Unfortunately, very little is known about the complex flow physics of this interesting technology, as demonstrated by the limited literature currently available on the subject. Performing physical experiments is challenging and expensive, even more than for conventional propellers.

Computational fluid dynamics is a powerful tool to complement their results. However, high-fidelity simulations are required to reproduce accurately the flow physics of this class of propellers, resulting in the need of huge computational resources on Tier-0 supercomputers, at the forefront of the current capabilities.

For instance, the interaction between the tip vortices shed by the two propellers plays a crucial role in the process of instability of the whole wake system and the resulting wake signature, in terms of turbulence statistics and hydro-acoustics.

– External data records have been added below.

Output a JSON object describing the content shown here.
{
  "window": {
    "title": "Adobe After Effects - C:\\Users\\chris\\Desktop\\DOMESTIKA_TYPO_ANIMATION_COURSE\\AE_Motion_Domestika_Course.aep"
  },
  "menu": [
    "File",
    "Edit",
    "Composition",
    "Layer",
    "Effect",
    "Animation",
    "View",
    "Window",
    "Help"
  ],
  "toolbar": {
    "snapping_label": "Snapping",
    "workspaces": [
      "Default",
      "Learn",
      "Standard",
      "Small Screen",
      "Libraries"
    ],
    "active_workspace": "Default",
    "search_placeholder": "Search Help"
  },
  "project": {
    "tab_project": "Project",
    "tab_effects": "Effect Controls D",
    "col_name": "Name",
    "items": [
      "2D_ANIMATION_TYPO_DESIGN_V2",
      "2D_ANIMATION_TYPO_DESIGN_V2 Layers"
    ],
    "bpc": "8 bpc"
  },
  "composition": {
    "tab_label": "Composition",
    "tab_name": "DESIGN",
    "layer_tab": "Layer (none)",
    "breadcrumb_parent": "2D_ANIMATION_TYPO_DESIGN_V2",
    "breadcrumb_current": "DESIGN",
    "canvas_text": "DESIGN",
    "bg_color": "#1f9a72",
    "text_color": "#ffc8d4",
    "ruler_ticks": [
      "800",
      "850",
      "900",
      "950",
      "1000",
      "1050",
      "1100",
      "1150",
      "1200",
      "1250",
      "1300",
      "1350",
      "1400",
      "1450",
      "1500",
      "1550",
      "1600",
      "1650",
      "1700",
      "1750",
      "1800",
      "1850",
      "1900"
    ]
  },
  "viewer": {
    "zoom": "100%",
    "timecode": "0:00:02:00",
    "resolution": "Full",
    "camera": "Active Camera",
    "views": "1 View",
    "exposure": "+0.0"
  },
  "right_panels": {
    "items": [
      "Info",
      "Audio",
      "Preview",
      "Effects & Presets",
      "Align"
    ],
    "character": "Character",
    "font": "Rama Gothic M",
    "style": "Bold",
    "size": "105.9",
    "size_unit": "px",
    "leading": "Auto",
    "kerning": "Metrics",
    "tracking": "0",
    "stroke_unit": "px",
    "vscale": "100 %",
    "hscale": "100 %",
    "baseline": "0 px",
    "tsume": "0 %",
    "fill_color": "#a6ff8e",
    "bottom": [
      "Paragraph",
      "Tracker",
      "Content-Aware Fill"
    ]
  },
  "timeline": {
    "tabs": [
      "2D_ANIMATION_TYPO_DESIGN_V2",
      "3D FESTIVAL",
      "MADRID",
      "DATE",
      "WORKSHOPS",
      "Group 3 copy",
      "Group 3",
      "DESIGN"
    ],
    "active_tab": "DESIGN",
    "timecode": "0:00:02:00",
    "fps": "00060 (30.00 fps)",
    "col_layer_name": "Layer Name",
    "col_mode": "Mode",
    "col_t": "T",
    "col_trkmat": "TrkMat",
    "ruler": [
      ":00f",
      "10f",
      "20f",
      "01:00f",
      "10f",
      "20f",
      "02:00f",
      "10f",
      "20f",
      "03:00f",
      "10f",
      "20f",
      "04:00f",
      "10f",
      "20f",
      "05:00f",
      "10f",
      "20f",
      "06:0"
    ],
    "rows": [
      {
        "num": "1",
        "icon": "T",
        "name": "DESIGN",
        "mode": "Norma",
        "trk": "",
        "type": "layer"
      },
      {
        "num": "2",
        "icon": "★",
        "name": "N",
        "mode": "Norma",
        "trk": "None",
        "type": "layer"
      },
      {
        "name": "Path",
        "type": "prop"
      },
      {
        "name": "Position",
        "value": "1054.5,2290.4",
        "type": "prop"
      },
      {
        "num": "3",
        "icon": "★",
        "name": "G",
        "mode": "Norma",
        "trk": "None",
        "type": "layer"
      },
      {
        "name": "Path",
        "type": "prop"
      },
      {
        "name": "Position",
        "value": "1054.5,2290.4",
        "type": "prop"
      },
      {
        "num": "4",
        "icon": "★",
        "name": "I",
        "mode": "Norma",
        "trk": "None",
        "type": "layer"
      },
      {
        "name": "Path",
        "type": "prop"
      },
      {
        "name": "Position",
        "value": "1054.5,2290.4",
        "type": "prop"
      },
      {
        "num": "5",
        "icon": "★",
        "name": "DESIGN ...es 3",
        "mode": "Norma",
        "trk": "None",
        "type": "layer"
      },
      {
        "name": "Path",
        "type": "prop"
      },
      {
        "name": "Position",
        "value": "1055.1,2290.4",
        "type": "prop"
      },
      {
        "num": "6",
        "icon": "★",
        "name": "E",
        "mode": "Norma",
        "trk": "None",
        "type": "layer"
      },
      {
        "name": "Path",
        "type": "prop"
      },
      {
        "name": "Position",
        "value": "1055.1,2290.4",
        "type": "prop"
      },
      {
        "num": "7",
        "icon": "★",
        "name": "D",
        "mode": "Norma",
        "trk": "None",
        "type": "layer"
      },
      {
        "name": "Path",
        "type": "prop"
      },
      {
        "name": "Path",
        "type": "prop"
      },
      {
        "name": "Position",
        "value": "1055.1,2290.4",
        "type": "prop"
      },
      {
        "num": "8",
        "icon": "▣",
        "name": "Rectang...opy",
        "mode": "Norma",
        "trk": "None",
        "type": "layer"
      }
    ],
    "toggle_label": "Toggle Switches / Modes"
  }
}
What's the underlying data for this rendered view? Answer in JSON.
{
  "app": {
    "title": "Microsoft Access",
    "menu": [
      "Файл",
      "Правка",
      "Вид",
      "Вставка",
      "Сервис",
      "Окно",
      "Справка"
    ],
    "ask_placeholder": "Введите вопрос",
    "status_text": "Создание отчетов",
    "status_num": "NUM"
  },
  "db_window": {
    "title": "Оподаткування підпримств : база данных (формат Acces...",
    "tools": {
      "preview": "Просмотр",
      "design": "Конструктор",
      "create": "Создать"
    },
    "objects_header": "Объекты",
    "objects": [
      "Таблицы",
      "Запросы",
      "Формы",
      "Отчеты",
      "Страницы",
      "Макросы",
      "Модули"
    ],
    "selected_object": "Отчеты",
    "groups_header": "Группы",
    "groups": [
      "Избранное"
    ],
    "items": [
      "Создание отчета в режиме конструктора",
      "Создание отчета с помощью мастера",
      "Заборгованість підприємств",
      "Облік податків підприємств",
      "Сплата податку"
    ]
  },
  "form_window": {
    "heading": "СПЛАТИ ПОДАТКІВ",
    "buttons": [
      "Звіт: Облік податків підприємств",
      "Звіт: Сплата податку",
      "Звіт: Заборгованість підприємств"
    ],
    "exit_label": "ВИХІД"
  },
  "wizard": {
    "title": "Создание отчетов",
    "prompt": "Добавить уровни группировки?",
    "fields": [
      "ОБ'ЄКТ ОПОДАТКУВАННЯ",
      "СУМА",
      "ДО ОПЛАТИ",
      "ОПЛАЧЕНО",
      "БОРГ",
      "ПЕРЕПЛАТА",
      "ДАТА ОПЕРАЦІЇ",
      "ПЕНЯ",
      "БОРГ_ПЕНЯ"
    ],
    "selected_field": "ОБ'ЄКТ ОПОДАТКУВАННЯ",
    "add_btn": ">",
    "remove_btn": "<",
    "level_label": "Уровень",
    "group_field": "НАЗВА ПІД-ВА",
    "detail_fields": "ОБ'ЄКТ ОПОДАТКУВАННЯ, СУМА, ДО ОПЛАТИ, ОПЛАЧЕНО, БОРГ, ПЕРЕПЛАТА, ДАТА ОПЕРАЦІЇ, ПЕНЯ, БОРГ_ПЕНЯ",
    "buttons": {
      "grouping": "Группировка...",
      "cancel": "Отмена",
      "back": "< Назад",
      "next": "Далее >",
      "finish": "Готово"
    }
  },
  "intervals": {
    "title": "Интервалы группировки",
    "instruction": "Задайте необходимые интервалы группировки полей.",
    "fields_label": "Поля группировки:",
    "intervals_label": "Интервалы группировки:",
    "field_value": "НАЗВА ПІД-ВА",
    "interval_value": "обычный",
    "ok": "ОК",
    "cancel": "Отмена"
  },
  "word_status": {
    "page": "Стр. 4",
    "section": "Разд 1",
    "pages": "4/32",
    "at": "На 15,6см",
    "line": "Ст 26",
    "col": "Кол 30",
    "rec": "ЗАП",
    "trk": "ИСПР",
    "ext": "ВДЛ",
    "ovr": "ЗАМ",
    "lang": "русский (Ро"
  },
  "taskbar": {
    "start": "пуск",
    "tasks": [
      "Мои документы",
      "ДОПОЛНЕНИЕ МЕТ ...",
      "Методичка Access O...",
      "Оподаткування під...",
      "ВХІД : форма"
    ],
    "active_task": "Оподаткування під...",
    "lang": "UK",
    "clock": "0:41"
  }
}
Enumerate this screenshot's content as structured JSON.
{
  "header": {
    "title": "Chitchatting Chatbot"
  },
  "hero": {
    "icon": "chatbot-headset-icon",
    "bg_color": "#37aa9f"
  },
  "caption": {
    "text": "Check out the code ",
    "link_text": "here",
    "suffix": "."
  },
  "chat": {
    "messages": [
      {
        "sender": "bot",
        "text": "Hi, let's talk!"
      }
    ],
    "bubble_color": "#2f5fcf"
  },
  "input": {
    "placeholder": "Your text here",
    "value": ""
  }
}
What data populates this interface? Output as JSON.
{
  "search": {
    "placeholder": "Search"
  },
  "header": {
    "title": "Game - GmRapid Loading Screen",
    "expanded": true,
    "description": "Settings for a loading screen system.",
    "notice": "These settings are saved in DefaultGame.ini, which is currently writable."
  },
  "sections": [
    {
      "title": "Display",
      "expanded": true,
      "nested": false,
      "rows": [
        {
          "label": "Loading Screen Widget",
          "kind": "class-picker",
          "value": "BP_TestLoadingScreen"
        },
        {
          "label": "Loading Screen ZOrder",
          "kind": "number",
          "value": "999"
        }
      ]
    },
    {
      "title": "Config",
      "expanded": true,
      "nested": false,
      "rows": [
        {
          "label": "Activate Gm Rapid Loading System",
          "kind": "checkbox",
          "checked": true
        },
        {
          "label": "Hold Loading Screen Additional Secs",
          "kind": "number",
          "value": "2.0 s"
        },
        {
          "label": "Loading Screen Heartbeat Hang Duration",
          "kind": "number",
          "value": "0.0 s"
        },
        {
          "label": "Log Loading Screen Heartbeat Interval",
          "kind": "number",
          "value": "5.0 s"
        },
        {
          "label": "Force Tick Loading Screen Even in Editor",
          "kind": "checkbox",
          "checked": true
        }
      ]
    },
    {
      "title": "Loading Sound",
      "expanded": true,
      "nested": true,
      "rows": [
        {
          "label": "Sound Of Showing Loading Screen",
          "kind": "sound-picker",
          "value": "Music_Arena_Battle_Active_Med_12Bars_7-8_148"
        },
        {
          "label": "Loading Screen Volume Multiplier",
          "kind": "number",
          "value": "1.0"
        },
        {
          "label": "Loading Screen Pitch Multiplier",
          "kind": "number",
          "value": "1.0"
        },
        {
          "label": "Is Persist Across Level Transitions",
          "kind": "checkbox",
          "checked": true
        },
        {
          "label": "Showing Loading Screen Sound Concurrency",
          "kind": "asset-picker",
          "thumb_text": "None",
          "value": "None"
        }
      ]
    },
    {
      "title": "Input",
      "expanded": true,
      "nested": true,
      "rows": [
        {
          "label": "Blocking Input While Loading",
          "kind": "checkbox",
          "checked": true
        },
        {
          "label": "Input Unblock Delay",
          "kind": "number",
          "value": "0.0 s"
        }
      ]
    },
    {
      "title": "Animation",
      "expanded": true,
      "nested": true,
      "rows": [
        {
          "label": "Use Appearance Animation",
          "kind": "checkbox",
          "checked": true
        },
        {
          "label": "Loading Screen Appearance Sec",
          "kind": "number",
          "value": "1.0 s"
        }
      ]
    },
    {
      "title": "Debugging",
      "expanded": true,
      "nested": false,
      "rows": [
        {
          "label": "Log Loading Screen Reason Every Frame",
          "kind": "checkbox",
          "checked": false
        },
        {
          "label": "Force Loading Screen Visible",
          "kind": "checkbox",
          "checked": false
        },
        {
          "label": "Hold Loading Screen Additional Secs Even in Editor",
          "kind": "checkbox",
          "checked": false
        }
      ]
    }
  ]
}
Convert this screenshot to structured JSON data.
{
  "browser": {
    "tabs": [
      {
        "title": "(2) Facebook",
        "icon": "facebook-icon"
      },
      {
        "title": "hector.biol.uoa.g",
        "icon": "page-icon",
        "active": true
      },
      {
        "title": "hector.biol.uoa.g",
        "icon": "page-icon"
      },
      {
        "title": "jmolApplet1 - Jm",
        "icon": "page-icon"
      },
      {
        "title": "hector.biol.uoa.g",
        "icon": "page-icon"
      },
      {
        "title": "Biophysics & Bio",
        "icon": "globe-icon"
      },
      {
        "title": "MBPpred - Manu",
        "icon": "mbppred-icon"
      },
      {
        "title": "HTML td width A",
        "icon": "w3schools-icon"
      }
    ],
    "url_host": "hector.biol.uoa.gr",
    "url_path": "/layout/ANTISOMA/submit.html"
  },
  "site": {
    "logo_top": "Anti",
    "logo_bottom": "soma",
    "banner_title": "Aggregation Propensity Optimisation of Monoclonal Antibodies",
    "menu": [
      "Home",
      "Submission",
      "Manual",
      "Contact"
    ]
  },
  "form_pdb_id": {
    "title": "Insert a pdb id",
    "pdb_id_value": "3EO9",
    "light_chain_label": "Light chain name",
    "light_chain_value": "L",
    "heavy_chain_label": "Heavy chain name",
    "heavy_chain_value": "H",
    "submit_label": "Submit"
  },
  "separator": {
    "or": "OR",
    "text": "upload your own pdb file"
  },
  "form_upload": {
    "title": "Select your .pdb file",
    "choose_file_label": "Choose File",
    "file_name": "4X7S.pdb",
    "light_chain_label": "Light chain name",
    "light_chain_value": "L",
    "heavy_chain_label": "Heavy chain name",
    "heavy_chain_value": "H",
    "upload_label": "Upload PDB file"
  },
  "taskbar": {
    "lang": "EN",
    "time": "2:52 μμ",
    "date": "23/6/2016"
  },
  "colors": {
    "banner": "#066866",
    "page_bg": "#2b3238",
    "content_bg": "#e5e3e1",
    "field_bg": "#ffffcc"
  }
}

An improved insight is required, for the best exploitation of this technology by engineers through optimal design solutions. In this project high-fidelity, state-of-the-art fluid dynamic simulations on a computational grid consisting of 7.2 billion points will be conducted on a system of two contra-rotating propellers, for which detailed physical experiments are already available for validation purposes. For comparison, also simulations of the isolated front and rear propellers working alone will be performed. They will help us isolating the effect of the mutual interaction between the two propellers on performance, turbulence, dynamics of the major vortices, wake instability and hydro-acoustics.